● **INSTRUCTIONS TO FOLLOW**:
Your response should consist solely of the records, written out exactly.

[Extracted records]

^^^^^^^^

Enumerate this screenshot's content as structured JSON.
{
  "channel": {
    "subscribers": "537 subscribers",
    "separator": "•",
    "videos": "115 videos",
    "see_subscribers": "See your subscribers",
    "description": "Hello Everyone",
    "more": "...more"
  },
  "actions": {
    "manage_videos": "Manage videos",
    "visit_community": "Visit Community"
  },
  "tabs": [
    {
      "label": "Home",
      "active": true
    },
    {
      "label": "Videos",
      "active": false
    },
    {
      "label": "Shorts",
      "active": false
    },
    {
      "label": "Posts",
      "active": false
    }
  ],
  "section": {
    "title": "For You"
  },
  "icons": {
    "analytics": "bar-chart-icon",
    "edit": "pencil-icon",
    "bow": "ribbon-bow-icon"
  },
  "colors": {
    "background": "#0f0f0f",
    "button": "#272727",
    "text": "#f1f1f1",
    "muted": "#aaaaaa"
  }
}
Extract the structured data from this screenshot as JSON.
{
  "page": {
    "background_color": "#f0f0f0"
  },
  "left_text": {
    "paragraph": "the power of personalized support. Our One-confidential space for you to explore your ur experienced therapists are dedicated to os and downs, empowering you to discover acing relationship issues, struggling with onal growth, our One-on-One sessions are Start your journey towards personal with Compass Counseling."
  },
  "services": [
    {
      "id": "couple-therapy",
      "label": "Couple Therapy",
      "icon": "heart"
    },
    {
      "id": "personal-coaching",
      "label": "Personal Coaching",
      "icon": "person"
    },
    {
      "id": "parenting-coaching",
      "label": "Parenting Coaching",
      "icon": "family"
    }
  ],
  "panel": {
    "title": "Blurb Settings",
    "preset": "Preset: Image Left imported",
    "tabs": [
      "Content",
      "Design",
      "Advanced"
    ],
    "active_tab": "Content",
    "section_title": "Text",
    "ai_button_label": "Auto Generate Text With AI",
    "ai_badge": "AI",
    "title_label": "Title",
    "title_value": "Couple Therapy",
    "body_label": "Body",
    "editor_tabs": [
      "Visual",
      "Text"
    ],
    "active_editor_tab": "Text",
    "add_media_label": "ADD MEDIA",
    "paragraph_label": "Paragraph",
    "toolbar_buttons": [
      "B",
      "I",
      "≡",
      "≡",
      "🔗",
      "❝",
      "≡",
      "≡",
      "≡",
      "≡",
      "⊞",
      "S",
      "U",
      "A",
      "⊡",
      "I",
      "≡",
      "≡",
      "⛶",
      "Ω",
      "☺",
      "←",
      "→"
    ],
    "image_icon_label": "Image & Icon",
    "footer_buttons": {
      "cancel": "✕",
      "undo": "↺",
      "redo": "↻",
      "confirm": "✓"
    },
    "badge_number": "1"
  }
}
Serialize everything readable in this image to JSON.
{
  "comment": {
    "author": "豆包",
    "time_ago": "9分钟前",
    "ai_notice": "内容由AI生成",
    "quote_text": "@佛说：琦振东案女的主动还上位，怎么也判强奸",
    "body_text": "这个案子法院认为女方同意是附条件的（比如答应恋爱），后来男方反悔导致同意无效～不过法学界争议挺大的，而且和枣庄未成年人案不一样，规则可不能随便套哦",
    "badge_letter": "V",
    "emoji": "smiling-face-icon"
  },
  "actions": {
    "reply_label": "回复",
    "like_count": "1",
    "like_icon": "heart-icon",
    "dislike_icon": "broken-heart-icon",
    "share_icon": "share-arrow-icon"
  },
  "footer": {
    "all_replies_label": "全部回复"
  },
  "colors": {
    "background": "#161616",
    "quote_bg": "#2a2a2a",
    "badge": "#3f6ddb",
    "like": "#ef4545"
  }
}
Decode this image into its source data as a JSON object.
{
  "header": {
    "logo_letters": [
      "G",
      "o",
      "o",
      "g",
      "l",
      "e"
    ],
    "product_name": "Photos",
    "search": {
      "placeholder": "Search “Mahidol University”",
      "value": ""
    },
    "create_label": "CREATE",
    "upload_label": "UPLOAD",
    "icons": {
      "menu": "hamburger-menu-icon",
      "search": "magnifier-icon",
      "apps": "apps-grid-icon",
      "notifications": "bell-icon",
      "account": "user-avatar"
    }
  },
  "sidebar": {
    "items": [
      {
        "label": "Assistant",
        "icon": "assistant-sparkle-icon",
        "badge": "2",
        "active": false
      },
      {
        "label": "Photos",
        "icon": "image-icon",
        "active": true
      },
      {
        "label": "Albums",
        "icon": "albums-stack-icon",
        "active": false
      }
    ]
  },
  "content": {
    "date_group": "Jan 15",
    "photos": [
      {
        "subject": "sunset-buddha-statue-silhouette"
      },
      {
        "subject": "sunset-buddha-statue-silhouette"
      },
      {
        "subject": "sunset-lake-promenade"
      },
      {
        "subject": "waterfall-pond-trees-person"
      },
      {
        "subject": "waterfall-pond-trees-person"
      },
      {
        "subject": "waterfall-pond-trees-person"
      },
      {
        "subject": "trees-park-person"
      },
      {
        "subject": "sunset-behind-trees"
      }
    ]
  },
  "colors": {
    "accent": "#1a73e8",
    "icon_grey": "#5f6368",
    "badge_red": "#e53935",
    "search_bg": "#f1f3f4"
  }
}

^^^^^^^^

● **ANSWER BOX**:
Enumerate this screenshot's content as structured JSON.
{
  "channel": {
    "subscribers": "537 subscribers",
    "separator": "•",
    "videos": "115 videos",
    "see_subscribers": "See your subscribers",
    "description": "Hello Everyone",
    "more": "...more"
  },
  "actions": {
    "manage_videos": "Manage videos",
    "visit_community": "Visit Community"
  },
  "tabs": [
    {
      "label": "Home",
      "active": true
    },
    {
      "label": "Videos",
      "active": false
    },
    {
      "label": "Shorts",
      "active": false
    },
    {
      "label": "Posts",
      "active": false
    }
  ],
  "section": {
    "title": "For You"
  },
  "icons": {
    "analytics": "bar-chart-icon",
    "edit": "pencil-icon",
    "bow": "ribbon-bow-icon"
  },
  "colors": {
    "background": "#0f0f0f",
    "button": "#272727",
    "text": "#f1f1f1",
    "muted": "#aaaaaa"
  }
}
Extract the structured data from this screenshot as JSON.
{
  "page": {
    "background_color": "#f0f0f0"
  },
  "left_text": {
    "paragraph": "the power of personalized support. Our One-confidential space for you to explore your ur experienced therapists are dedicated to os and downs, empowering you to discover acing relationship issues, struggling with onal growth, our One-on-One sessions are Start your journey towards personal with Compass Counseling."
  },
  "services": [
    {
      "id": "couple-therapy",
      "label": "Couple Therapy",
      "icon": "heart"
    },
    {
      "id": "personal-coaching",
      "label": "Personal Coaching",
      "icon": "person"
    },
    {
      "id": "parenting-coaching",
      "label": "Parenting Coaching",
      "icon": "family"
    }
  ],
  "panel": {
    "title": "Blurb Settings",
    "preset": "Preset: Image Left imported",
    "tabs": [
      "Content",
      "Design",
      "Advanced"
    ],
    "active_tab": "Content",
    "section_title": "Text",
    "ai_button_label": "Auto Generate Text With AI",
    "ai_badge": "AI",
    "title_label": "Title",
    "title_value": "Couple Therapy",
    "body_label": "Body",
    "editor_tabs": [
      "Visual",
      "Text"
    ],
    "active_editor_tab": "Text",
    "add_media_label": "ADD MEDIA",
    "paragraph_label": "Paragraph",
    "toolbar_buttons": [
      "B",
      "I",
      "≡",
      "≡",
      "🔗",
      "❝",
      "≡",
      "≡",
      "≡",
      "≡",
      "⊞",
      "S",
      "U",
      "A",
      "⊡",
      "I",
      "≡",
      "≡",
      "⛶",
      "Ω",
      "☺",
      "←",
      "→"
    ],
    "image_icon_label": "Image & Icon",
    "footer_buttons": {
      "cancel": "✕",
      "undo": "↺",
      "redo": "↻",
      "confirm": "✓"
    },
    "badge_number": "1"
  }
}
Serialize everything readable in this image to JSON.
{
  "comment": {
    "author": "豆包",
    "time_ago": "9分钟前",
    "ai_notice": "内容由AI生成",
    "quote_text": "@佛说：琦振东案女的主动还上位，怎么也判强奸",
    "body_text": "这个案子法院认为女方同意是附条件的（比如答应恋爱），后来男方反悔导致同意无效～不过法学界争议挺大的，而且和枣庄未成年人案不一样，规则可不能随便套哦",
    "badge_letter": "V",
    "emoji": "smiling-face-icon"
  },
  "actions": {
    "reply_label": "回复",
    "like_count": "1",
    "like_icon": "heart-icon",
    "dislike_icon": "broken-heart-icon",
    "share_icon": "share-arrow-icon"
  },
  "footer": {
    "all_replies_label": "全部回复"
  },
  "colors": {
    "background": "#161616",
    "quote_bg": "#2a2a2a",
    "badge": "#3f6ddb",
    "like": "#ef4545"
  }
}
Decode this image into its source data as a JSON object.
{
  "header": {
    "logo_letters": [
      "G",
      "o",
      "o",
      "g",
      "l",
      "e"
    ],
    "product_name": "Photos",
    "search": {
      "placeholder": "Search “Mahidol University”",
      "value": ""
    },
    "create_label": "CREATE",
    "upload_label": "UPLOAD",
    "icons": {
      "menu": "hamburger-menu-icon",
      "search": "magnifier-icon",
      "apps": "apps-grid-icon",
      "notifications": "bell-icon",
      "account": "user-avatar"
    }
  },
  "sidebar": {
    "items": [
      {
        "label": "Assistant",
        "icon": "assistant-sparkle-icon",
        "badge": "2",
        "active": false
      },
      {
        "label": "Photos",
        "icon": "image-icon",
        "active": true
      },
      {
        "label": "Albums",
        "icon": "albums-stack-icon",
        "active": false
      }
    ]
  },
  "content": {
    "date_group": "Jan 15",
    "photos": [
      {
        "subject": "sunset-buddha-statue-silhouette"
      },
      {
        "subject": "sunset-buddha-statue-silhouette"
      },
      {
        "subject": "sunset-lake-promenade"
      },
      {
        "subject": "waterfall-pond-trees-person"
      },
      {
        "subject": "waterfall-pond-trees-person"
      },
      {
        "subject": "waterfall-pond-trees-person"
      },
      {
        "subject": "trees-park-person"
      },
      {
        "subject": "sunset-behind-trees"
      }
    ]
  },
  "colors": {
    "accent": "#1a73e8",
    "icon_grey": "#5f6368",
    "badge_red": "#e53935",
    "search_bg": "#f1f3f4"
  }
}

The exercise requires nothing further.